Could you copy all of the records below exactly as they appear?
BEGIN MATERIALS PROVIDED
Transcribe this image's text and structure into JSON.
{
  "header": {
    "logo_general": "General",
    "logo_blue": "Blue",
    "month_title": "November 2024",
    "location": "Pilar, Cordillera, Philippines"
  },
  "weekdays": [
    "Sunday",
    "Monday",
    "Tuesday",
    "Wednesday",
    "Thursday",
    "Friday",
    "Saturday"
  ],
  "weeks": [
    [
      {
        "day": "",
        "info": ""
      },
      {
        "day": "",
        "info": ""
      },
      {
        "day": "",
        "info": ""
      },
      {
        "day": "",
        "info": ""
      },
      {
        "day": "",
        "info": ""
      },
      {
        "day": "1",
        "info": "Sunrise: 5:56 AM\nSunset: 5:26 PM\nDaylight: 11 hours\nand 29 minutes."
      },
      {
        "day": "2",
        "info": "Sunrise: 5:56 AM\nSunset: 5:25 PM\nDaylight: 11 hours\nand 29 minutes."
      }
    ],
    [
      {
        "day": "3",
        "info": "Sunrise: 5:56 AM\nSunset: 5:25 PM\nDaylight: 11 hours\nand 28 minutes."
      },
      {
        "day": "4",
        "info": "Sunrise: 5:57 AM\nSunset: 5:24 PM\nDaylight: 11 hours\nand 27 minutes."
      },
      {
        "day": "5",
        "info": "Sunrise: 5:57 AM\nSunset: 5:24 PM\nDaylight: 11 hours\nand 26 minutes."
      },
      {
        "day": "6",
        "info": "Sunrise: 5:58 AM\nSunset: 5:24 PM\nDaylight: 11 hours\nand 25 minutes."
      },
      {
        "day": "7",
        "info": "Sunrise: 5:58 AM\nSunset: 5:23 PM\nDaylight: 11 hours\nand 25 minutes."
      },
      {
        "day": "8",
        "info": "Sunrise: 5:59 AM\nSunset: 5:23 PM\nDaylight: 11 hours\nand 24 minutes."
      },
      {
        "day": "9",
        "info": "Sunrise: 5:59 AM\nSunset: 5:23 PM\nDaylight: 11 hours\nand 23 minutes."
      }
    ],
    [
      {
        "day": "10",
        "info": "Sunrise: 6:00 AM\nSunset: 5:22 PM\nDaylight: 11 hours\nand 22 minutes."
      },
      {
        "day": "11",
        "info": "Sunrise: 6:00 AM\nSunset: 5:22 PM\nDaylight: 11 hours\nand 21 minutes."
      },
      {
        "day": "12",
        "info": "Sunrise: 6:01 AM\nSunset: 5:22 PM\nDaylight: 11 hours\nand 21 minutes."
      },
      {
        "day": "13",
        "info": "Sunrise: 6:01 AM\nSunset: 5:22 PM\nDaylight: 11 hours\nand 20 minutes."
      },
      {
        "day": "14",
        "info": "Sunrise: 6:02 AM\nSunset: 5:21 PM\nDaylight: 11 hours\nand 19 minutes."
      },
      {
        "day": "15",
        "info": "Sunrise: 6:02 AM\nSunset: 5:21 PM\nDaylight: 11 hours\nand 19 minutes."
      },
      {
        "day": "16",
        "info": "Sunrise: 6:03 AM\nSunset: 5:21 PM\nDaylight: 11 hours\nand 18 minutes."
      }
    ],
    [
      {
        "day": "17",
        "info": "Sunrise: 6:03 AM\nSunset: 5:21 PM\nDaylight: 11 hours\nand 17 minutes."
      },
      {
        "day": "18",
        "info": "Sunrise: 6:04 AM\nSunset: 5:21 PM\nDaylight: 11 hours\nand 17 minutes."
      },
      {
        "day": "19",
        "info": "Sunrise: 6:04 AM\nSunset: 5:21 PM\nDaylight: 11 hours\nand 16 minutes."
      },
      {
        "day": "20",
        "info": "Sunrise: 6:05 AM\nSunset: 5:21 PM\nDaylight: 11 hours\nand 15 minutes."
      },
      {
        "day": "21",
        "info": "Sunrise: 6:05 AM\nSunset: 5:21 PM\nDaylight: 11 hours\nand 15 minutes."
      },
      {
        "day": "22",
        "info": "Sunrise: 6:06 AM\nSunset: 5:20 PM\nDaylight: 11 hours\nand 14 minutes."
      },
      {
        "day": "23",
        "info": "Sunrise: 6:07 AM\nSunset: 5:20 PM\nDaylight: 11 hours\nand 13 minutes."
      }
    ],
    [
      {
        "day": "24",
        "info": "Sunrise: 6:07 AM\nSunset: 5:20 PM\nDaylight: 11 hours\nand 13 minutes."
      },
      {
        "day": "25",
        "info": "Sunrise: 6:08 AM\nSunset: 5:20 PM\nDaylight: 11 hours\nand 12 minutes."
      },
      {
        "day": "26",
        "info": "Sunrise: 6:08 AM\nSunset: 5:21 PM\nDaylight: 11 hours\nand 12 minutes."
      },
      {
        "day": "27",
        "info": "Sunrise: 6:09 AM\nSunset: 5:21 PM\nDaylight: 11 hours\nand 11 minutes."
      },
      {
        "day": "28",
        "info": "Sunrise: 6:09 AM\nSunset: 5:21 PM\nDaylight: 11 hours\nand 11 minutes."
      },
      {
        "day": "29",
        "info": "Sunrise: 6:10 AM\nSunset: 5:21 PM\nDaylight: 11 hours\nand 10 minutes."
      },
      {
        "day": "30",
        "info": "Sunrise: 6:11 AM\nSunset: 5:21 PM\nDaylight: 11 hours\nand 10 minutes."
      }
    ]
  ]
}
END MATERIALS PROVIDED
TASK OUTPUT |
Transcribe this image's text and structure into JSON.
{
  "header": {
    "logo_general": "General",
    "logo_blue": "Blue",
    "month_title": "November 2024",
    "location": "Pilar, Cordillera, Philippines"
  },
  "weekdays": [
    "Sunday",
    "Monday",
    "Tuesday",
    "Wednesday",
    "Thursday",
    "Friday",
    "Saturday"
  ],
  "weeks": [
    [
      {
        "day": "",
        "info": ""
      },
      {
        "day": "",
        "info": ""
      },
      {
        "day": "",
        "info": ""
      },
      {
        "day": "",
        "info": ""
      },
      {
        "day": "",
        "info": ""
      },
      {
        "day": "1",
        "info": "Sunrise: 5:56 AM\nSunset: 5:26 PM\nDaylight: 11 hours\nand 29 minutes."
      },
      {
        "day": "2",
        "info": "Sunrise: 5:56 AM\nSunset: 5:25 PM\nDaylight: 11 hours\nand 29 minutes."
      }
    ],
    [
      {
        "day": "3",
        "info": "Sunrise: 5:56 AM\nSunset: 5:25 PM\nDaylight: 11 hours\nand 28 minutes."
      },
      {
        "day": "4",
        "info": "Sunrise: 5:57 AM\nSunset: 5:24 PM\nDaylight: 11 hours\nand 27 minutes."
      },
      {
        "day": "5",
        "info": "Sunrise: 5:57 AM\nSunset: 5:24 PM\nDaylight: 11 hours\nand 26 minutes."
      },
      {
        "day": "6",
        "info": "Sunrise: 5:58 AM\nSunset: 5:24 PM\nDaylight: 11 hours\nand 25 minutes."
      },
      {
        "day": "7",
        "info": "Sunrise: 5:58 AM\nSunset: 5:23 PM\nDaylight: 11 hours\nand 25 minutes."
      },
      {
        "day": "8",
        "info": "Sunrise: 5:59 AM\nSunset: 5:23 PM\nDaylight: 11 hours\nand 24 minutes."
      },
      {
        "day": "9",
        "info": "Sunrise: 5:59 AM\nSunset: 5:23 PM\nDaylight: 11 hours\nand 23 minutes."
      }
    ],
    [
      {
        "day": "10",
        "info": "Sunrise: 6:00 AM\nSunset: 5:22 PM\nDaylight: 11 hours\nand 22 minutes."
      },
      {
        "day": "11",
        "info": "Sunrise: 6:00 AM\nSunset: 5:22 PM\nDaylight: 11 hours\nand 21 minutes."
      },
      {
        "day": "12",
        "info": "Sunrise: 6:01 AM\nSunset: 5:22 PM\nDaylight: 11 hours\nand 21 minutes."
      },
      {
        "day": "13",
        "info": "Sunrise: 6:01 AM\nSunset: 5:22 PM\nDaylight: 11 hours\nand 20 minutes."
      },
      {
        "day": "14",
        "info": "Sunrise: 6:02 AM\nSunset: 5:21 PM\nDaylight: 11 hours\nand 19 minutes."
      },
      {
        "day": "15",
        "info": "Sunrise: 6:02 AM\nSunset: 5:21 PM\nDaylight: 11 hours\nand 19 minutes."
      },
      {
        "day": "16",
        "info": "Sunrise: 6:03 AM\nSunset: 5:21 PM\nDaylight: 11 hours\nand 18 minutes."
      }
    ],
    [
      {
        "day": "17",
        "info": "Sunrise: 6:03 AM\nSunset: 5:21 PM\nDaylight: 11 hours\nand 17 minutes."
      },
      {
        "day": "18",
        "info": "Sunrise: 6:04 AM\nSunset: 5:21 PM\nDaylight: 11 hours\nand 17 minutes."
      },
      {
        "day": "19",
        "info": "Sunrise: 6:04 AM\nSunset: 5:21 PM\nDaylight: 11 hours\nand 16 minutes."
      },
      {
        "day": "20",
        "info": "Sunrise: 6:05 AM\nSunset: 5:21 PM\nDaylight: 11 hours\nand 15 minutes."
      },
      {
        "day": "21",
        "info": "Sunrise: 6:05 AM\nSunset: 5:21 PM\nDaylight: 11 hours\nand 15 minutes."
      },
      {
        "day": "22",
        "info": "Sunrise: 6:06 AM\nSunset: 5:20 PM\nDaylight: 11 hours\nand 14 minutes."
      },
      {
        "day": "23",
        "info": "Sunrise: 6:07 AM\nSunset: 5:20 PM\nDaylight: 11 hours\nand 13 minutes."
      }
    ],
    [
      {
        "day": "24",
        "info": "Sunrise: 6:07 AM\nSunset: 5:20 PM\nDaylight: 11 hours\nand 13 minutes."
      },
      {
        "day": "25",
        "info": "Sunrise: 6:08 AM\nSunset: 5:20 PM\nDaylight: 11 hours\nand 12 minutes."
      },
      {
        "day": "26",
        "info": "Sunrise: 6:08 AM\nSunset: 5:21 PM\nDaylight: 11 hours\nand 12 minutes."
      },
      {
        "day": "27",
        "info": "Sunrise: 6:09 AM\nSunset: 5:21 PM\nDaylight: 11 hours\nand 11 minutes."
      },
      {
        "day": "28",
        "info": "Sunrise: 6:09 AM\nSunset: 5:21 PM\nDaylight: 11 hours\nand 11 minutes."
      },
      {
        "day": "29",
        "info": "Sunrise: 6:10 AM\nSunset: 5:21 PM\nDaylight: 11 hours\nand 10 minutes."
      },
      {
        "day": "30",
        "info": "Sunrise: 6:11 AM\nSunset: 5:21 PM\nDaylight: 11 hours\nand 10 minutes."
      }
    ]
  ]
}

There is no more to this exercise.